More a creative artist than a businessman, Louboutin lost track of manufacturing timetables in 1993, and his second collection of shoes arrived in stores months later. It was a financial disaster. But in the tumult of the crisis, Louboutin kept designing shoes. One shoe was inspired by Andy Warhol’s Flowers and had cloth blossoms on top and a pink stacked heel.

Staring at the prototype, Louboutin felt something was missing. It lacked the punch of his original drawing and Warhol’s art. Lost in creative thought, he saw one of his assistants painting her nails bright red. Louboutin confiscated the red nail polish and painted it on the sole of the shoe prototype. The glossy red soles made the whole shoe design pop.

It was a simple, novel idea. Why do anything with the outsoles of shoes? That’s the part you walk on! Yet the glossy red soles did something extraordinary from a visual identity standpoint. Louboutin took something that had been ignored and considered of little value and made it visually exciting and valuable financially. Louboutin’s red soles project glamour and, no doubt, showy excess. The red soles are also brilliant breakthrough branding because they are immediately recognizable, and also, according to Louboutin, great for romance. “Men are like bulls,” Louboutin says, “they cannot resist the red sole.” With the success of the red sole, it’s been hard for rivals to resist copying his brand signature.

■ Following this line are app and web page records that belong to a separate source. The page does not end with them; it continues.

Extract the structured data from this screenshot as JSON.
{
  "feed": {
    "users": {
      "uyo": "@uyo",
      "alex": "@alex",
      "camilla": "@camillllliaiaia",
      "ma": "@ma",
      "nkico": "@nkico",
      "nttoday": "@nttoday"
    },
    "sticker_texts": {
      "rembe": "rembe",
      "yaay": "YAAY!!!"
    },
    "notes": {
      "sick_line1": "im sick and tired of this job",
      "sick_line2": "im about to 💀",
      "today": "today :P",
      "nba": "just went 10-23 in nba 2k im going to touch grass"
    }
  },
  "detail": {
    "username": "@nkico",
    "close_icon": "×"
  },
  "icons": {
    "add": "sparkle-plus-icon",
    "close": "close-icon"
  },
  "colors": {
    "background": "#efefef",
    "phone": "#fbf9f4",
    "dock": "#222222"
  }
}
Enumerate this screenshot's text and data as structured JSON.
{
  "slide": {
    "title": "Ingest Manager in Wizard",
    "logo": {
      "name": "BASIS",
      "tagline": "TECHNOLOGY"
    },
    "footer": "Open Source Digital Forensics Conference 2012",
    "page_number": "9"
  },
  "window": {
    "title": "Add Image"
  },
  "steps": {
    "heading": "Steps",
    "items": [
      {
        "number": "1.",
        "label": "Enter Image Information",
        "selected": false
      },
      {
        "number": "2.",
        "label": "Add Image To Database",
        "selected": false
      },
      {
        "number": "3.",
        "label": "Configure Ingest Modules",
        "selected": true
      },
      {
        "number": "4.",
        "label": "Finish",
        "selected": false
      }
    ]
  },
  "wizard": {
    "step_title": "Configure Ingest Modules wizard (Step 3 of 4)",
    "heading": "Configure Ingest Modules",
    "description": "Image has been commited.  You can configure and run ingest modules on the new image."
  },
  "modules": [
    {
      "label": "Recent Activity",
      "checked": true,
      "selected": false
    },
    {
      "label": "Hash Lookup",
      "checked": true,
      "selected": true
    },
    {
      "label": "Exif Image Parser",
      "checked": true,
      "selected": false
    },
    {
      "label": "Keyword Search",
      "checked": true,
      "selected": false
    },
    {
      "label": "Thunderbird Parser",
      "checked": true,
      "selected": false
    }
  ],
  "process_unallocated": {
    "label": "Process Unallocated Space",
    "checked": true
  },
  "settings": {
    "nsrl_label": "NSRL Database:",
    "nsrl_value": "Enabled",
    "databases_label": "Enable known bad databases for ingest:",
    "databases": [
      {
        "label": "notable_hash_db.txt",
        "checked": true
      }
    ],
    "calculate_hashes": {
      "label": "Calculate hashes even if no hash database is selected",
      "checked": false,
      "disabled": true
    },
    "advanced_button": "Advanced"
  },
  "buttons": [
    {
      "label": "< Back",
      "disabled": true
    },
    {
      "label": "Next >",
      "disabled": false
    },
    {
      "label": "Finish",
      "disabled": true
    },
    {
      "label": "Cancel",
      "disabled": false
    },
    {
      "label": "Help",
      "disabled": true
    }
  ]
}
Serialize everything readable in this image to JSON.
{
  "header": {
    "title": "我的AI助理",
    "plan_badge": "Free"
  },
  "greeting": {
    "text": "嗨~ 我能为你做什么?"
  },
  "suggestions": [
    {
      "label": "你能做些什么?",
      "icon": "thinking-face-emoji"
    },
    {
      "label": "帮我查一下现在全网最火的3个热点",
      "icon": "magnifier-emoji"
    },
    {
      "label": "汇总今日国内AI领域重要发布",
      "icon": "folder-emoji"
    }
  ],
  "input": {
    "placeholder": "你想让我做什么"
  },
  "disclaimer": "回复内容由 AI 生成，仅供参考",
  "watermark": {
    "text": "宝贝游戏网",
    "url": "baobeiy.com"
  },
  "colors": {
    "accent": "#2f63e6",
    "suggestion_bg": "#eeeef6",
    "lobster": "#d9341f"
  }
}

Louboutin is also known for his iconic shoe shapes and wickedly high heels. His signature shoe is the Very Prive, a shoe he named and first sold in 2006. It has a towering high heel with an extreme hidden platform. Before the Very Prive, Louboutin wasn’t as well known as his competitor Manolo Blahnik, but the Very Prive, with its signature heel, sexy shape, and red soles, changed the pecking order in upscale shoe design.